The Clause 7 states that the central or state government may require a person to possess an Aadhaar number if he/she is receiving subsidy.   What if the citizen refuses to offer the information for the card, does he or she lose the subsidy?  And let them starve?   The most poignant of this entire scenario is old age pensions. Invalid old people are carted into the make shift centers to have photographs taken.    How secure is this crucial private information?   The Clause 8 (4) states that UIDAI may share identity information, but it cannot share the biometric information.   What kind of perfidy will that be classed in?  Aadhaar is not even an identity card.  The Clause 9 states that Aadhaar is not a proof of citizenship or domicile.   A big favor done to democracy is the Clause 28 (1) that states that the government or its UIDAI department must ensure (emphasis mine) the security of identity information and authentication records.     How ridiculous a preposition can this be?  Who is the custodian of information and how secure is your life turned inside out?   The Clause 33 (1) states that a District Judge or higher court may force the UIDAI to reveal a person's identity and information contained in   Aadhaar number, photograph and demographic information, and authentication records.   Clause 33 (2)  gives an official  of the rank of  a mere joint secretary to  access a person's identity information including core biometric information.    

People of Kashmir are the worst sufferers .   Aadhaar is not only sought from those who get some subsidized rice to eat but also every one citizen of the state, and it is not voluntary.   Pressure is applied through banks, and internet providers sending SMS warning that telephone not linked to Aadhaar will be disconnected.    Everyone knows there are special circumstances in which people of Kashmir are wrapped in.  There are populations who are in bereavement and others on the run for their lives.  While as the intentions of Indian government are to   ensure increased trust between public and private agencies and residents, there is obvious antithetical response from Kashmir.   People do not have free mobility in normal circumstances in Kashmir, now they will need Aadhaar every time they are stopped.

 

Identification is a sore point in Kashmir because anyone not desirable will be misconstrued and punished before a formal trial is envisaged.    They may be enrolled into the database of some kind with multifarious agencies that work here.   Aadhaar will facilitate problem of performing repeated Know Your Customer (KYC) checks on the basis of providing services and in Kashmir inadvertently political repercussions.  The centralized technology infrastructure of the UIDAI will enable 'anytime, anywhere, anyhow' authentication that in Kashmir is construed as infringement of their privacy and right to a normal living.   Subsidized rice is what was offered during the time of the autocrat Maharaja.   Free education and health was available then and poor elders’ still take help from their own children.  There was no Aadhaar.   Banking for a large proportion of local population may not be feasible for its interest base and those who use banking they provide banks the prosperity more than the other way round.    Non-interest base banking is denied. 

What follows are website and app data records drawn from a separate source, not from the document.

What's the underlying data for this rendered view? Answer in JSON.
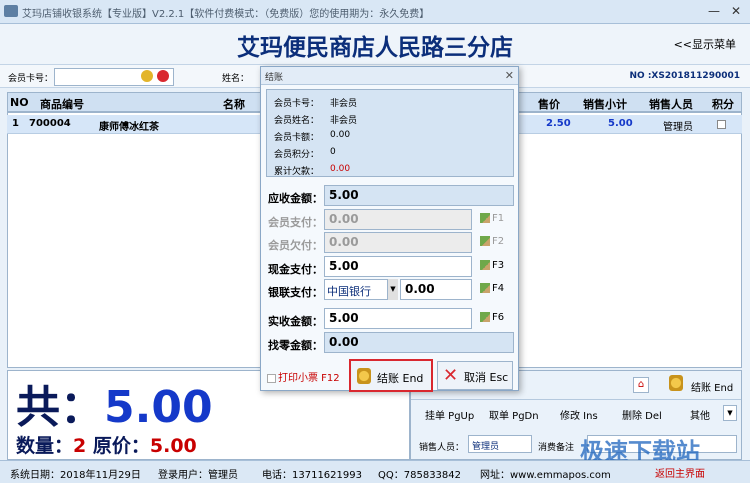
{
  "window": {
    "title": "艾玛店铺收银系统【专业版】V2.2.1【软件付费模式：（免费版）您的使用期为：永久免费】",
    "minimize": "—",
    "close": "✕"
  },
  "header": {
    "store_name": "艾玛便民商店人民路三分店",
    "show_menu": "<<显示菜单"
  },
  "infobar": {
    "card_label": "会员卡号：",
    "name_label": "姓名：",
    "order_no": "NO :XS201811290001"
  },
  "grid": {
    "headers": {
      "no": "NO",
      "code": "商品编号",
      "name": "名称",
      "price": "售价",
      "subtotal": "销售小计",
      "staff": "销售人员",
      "points": "积分"
    },
    "rows": [
      {
        "no": "1",
        "code": "700004",
        "name": "康师傅冰红茶",
        "price": "2.50",
        "subtotal": "5.00",
        "staff": "管理员"
      }
    ]
  },
  "totals": {
    "total_prefix": "共：",
    "total_value": "5.00",
    "qty_label": "数量：",
    "qty_value": "2",
    "orig_label": " 原价：",
    "orig_value": "5.00"
  },
  "actions": {
    "settle": "结账 End",
    "pgup": "挂单 PgUp",
    "pgdn": "取单 PgDn",
    "ins": "修改 Ins",
    "del": "删除 Del",
    "other": "其他",
    "staff_label": "销售人员：",
    "staff_value": "管理员",
    "note_label": "消费备注"
  },
  "status": {
    "date": "系统日期：2018年11月29日",
    "user": "登录用户：管理员",
    "phone": "电话：13711621993",
    "qq": "QQ：785833842",
    "web": "网址：www.emmapos.com",
    "home": "返回主界面"
  },
  "dialog": {
    "title": "结账",
    "member": [
      {
        "label": "会员卡号：",
        "value": "非会员"
      },
      {
        "label": "会员姓名：",
        "value": "非会员"
      },
      {
        "label": "会员卡额：",
        "value": "0.00"
      },
      {
        "label": "会员积分：",
        "value": "0"
      },
      {
        "label": "累计欠款：",
        "value": "0.00"
      }
    ],
    "receivable_label": "应收金额：",
    "receivable_value": "5.00",
    "member_pay_label": "会员支付：",
    "member_pay_value": "0.00",
    "member_pay_key": "F1",
    "member_debt_label": "会员欠付：",
    "member_debt_value": "0.00",
    "member_debt_key": "F2",
    "cash_label": "现金支付：",
    "cash_value": "5.00",
    "cash_key": "F3",
    "union_label": "银联支付：",
    "union_bank": "中国银行",
    "union_value": "0.00",
    "union_key": "F4",
    "actual_label": "实收金额：",
    "actual_value": "5.00",
    "actual_key": "F6",
    "change_label": "找零金额：",
    "change_value": "0.00",
    "print_label": "打印小票 F12",
    "settle_button": "结账 End",
    "cancel_button": "取消 Esc"
  },
  "watermark": "极速下载站",
  "colors": {
    "accent": "#0b2e7a",
    "total_blue": "#1539c9",
    "alert_red": "#c80000",
    "highlight_border": "#d9282f"
  }
}
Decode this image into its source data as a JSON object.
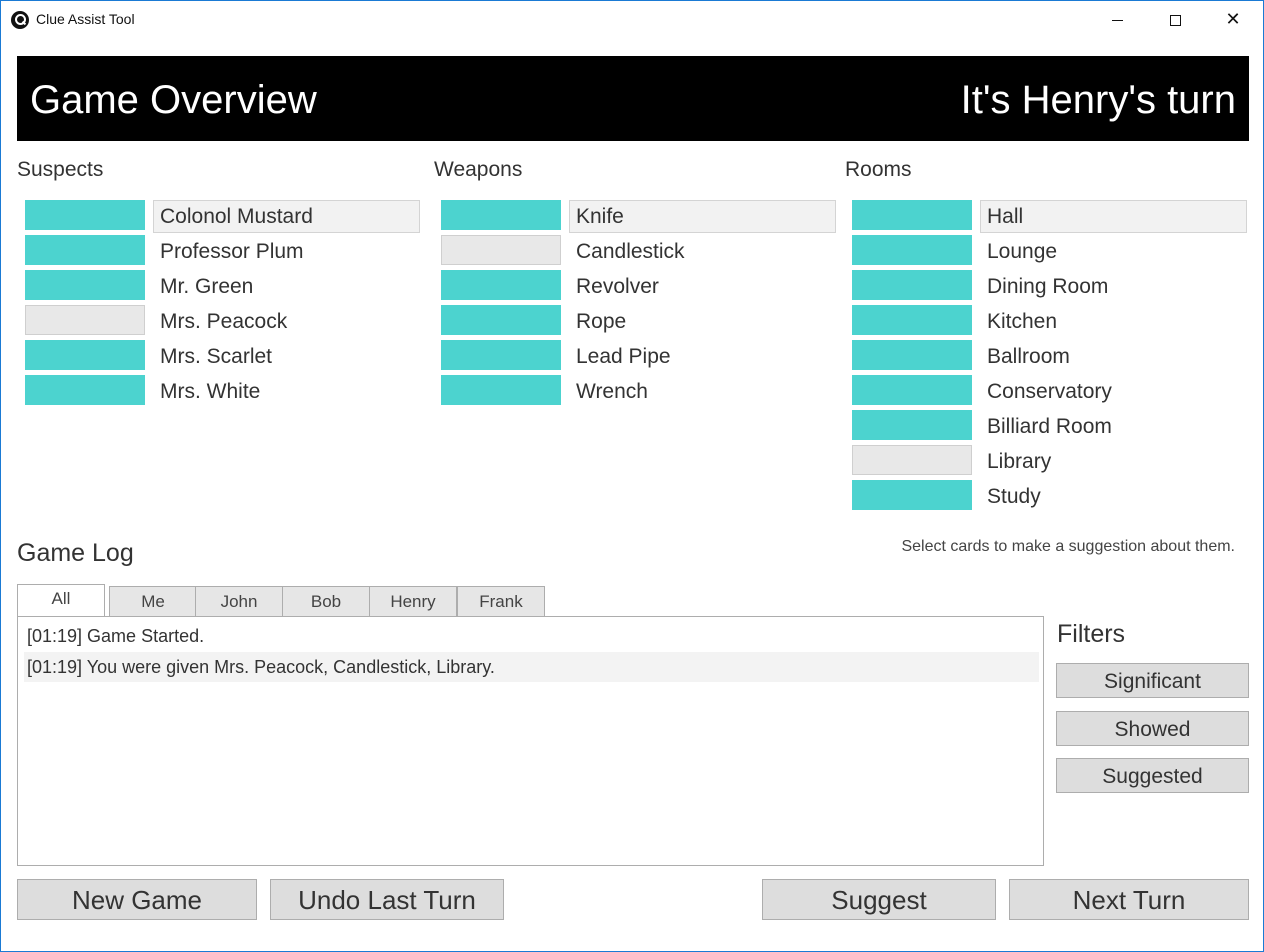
{
  "window": {
    "title": "Clue Assist Tool",
    "controls": {
      "minimize": "minimize",
      "maximize": "maximize",
      "close": "✕"
    }
  },
  "header": {
    "title": "Game Overview",
    "turn": "It's Henry's turn"
  },
  "colors": {
    "unknown": "#4cd3cf",
    "seen": "#e8e8e8",
    "header_bg": "#000000"
  },
  "suspects": {
    "title": "Suspects",
    "items": [
      {
        "label": "Colonol Mustard",
        "status": "unknown",
        "selected": true
      },
      {
        "label": "Professor Plum",
        "status": "unknown",
        "selected": false
      },
      {
        "label": "Mr. Green",
        "status": "unknown",
        "selected": false
      },
      {
        "label": "Mrs. Peacock",
        "status": "seen",
        "selected": false
      },
      {
        "label": "Mrs. Scarlet",
        "status": "unknown",
        "selected": false
      },
      {
        "label": "Mrs. White",
        "status": "unknown",
        "selected": false
      }
    ]
  },
  "weapons": {
    "title": "Weapons",
    "items": [
      {
        "label": "Knife",
        "status": "unknown",
        "selected": true
      },
      {
        "label": "Candlestick",
        "status": "seen",
        "selected": false
      },
      {
        "label": "Revolver",
        "status": "unknown",
        "selected": false
      },
      {
        "label": "Rope",
        "status": "unknown",
        "selected": false
      },
      {
        "label": "Lead Pipe",
        "status": "unknown",
        "selected": false
      },
      {
        "label": "Wrench",
        "status": "unknown",
        "selected": false
      }
    ]
  },
  "rooms": {
    "title": "Rooms",
    "items": [
      {
        "label": "Hall",
        "status": "unknown",
        "selected": true
      },
      {
        "label": "Lounge",
        "status": "unknown",
        "selected": false
      },
      {
        "label": "Dining Room",
        "status": "unknown",
        "selected": false
      },
      {
        "label": "Kitchen",
        "status": "unknown",
        "selected": false
      },
      {
        "label": "Ballroom",
        "status": "unknown",
        "selected": false
      },
      {
        "label": "Conservatory",
        "status": "unknown",
        "selected": false
      },
      {
        "label": "Billiard Room",
        "status": "unknown",
        "selected": false
      },
      {
        "label": "Library",
        "status": "seen",
        "selected": false
      },
      {
        "label": "Study",
        "status": "unknown",
        "selected": false
      }
    ]
  },
  "hint": "Select cards to make a suggestion about them.",
  "log": {
    "title": "Game Log",
    "tabs": [
      "All",
      "Me",
      "John",
      "Bob",
      "Henry",
      "Frank"
    ],
    "active_tab": "All",
    "entries": [
      "[01:19] Game Started.",
      "[01:19] You were given Mrs. Peacock, Candlestick, Library."
    ]
  },
  "filters": {
    "title": "Filters",
    "buttons": [
      "Significant",
      "Showed",
      "Suggested"
    ]
  },
  "actions": {
    "new_game": "New Game",
    "undo": "Undo Last Turn",
    "suggest": "Suggest",
    "next_turn": "Next Turn"
  }
}
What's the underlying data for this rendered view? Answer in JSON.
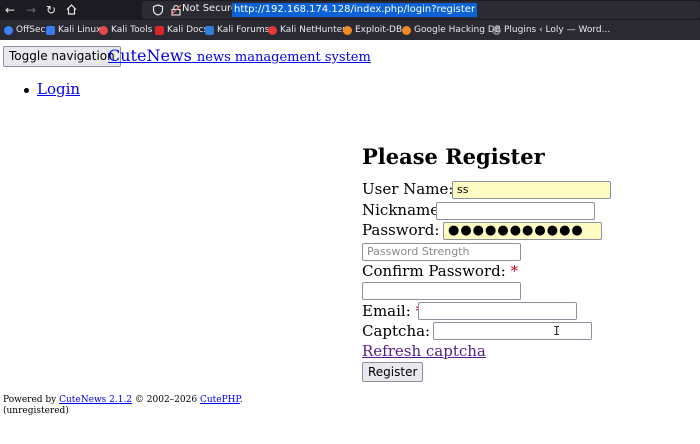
{
  "browser": {
    "security_label": "Not Secure",
    "url": "http://192.168.174.128/index.php/login?register",
    "bookmarks": [
      {
        "label": "OffSec",
        "icon": "offsec-icon",
        "color": "#3b82f6"
      },
      {
        "label": "Kali Linux",
        "icon": "kali-icon",
        "color": "#367bf0"
      },
      {
        "label": "Kali Tools",
        "icon": "kali-tools-icon",
        "color": "#e24a4a"
      },
      {
        "label": "Kali Docs",
        "icon": "kali-docs-icon",
        "color": "#d9262b"
      },
      {
        "label": "Kali Forums",
        "icon": "kali-forums-icon",
        "color": "#2f7ed8"
      },
      {
        "label": "Kali NetHunter",
        "icon": "nethunter-icon",
        "color": "#e63a3a"
      },
      {
        "label": "Exploit-DB",
        "icon": "exploitdb-icon",
        "color": "#f08a24"
      },
      {
        "label": "Google Hacking DB",
        "icon": "ghdb-icon",
        "color": "#f08a24"
      },
      {
        "label": "Plugins ‹ Loly — Word...",
        "icon": "globe-icon",
        "color": "#9aa0a6"
      }
    ]
  },
  "page": {
    "toggle_nav_label": "Toggle navigation",
    "brand_name": "CuteNews",
    "brand_tagline": "news management system",
    "nav_login": "Login"
  },
  "form": {
    "title": "Please Register",
    "username_label": "User Name:",
    "username_value": "ss",
    "nickname_label": "Nickname:",
    "nickname_value": "",
    "password_label": "Password:",
    "password_value": "●●●●●●●●●●●",
    "strength_placeholder": "Password Strength",
    "confirm_label": "Confirm Password:",
    "confirm_value": "",
    "email_label": "Email:",
    "email_value": "",
    "captcha_label": "Captcha:",
    "captcha_value": "",
    "required_mark": "*",
    "refresh_captcha": "Refresh captcha",
    "register_button": "Register"
  },
  "footer": {
    "powered_by": "Powered by",
    "cutenews_link": "CuteNews 2.1.2",
    "copyright": "© 2002–2026",
    "cutephp_link": "CutePHP",
    "period": ".",
    "status": "(unregistered)"
  },
  "colors": {
    "required": "#d0021b",
    "link": "#0000ee",
    "visited_link": "#551a8b",
    "autofill": "#fffdc4"
  }
}
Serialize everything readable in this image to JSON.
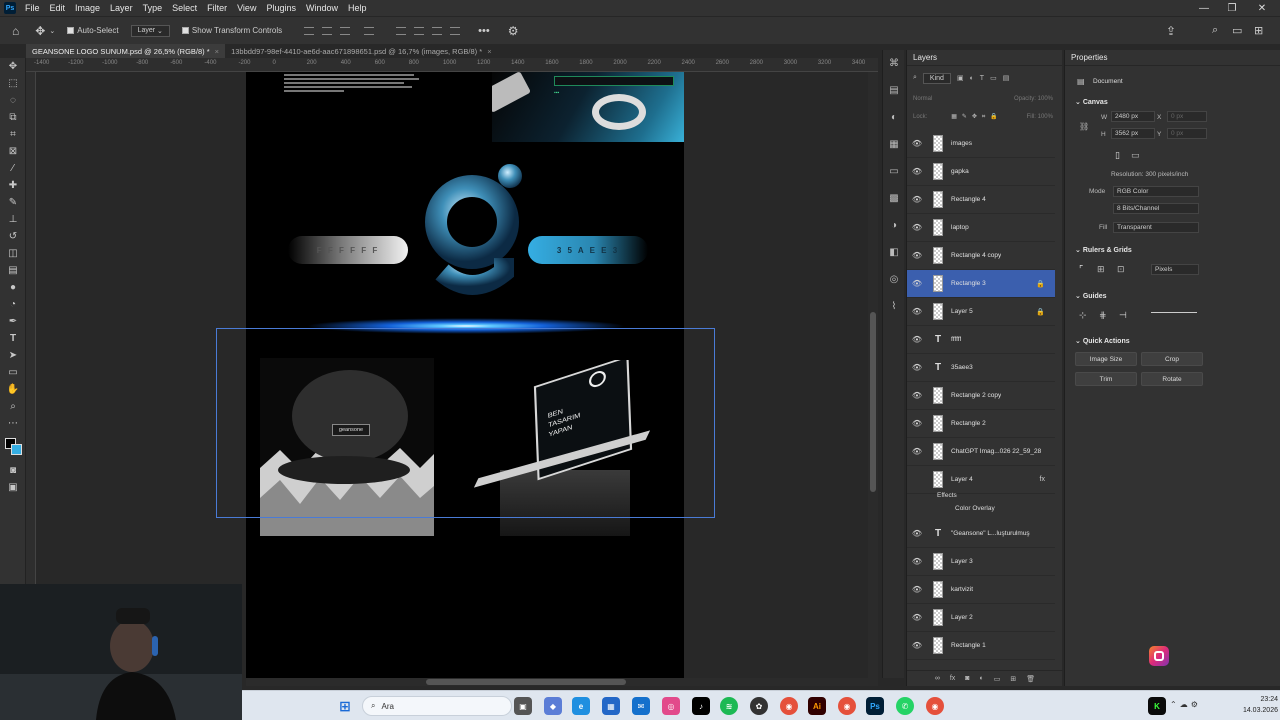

Laws that have entered Kashmir from India have been enacted with great speed and no local government has ever debated the laws or seen to have scrutinized them.  That course of action was a part of the local constitution and an essential part of duty of the local parliament.  The subordinate local institutions work direct from the center with unfiltered directives that make one wonder why local legislatures be working in the first place.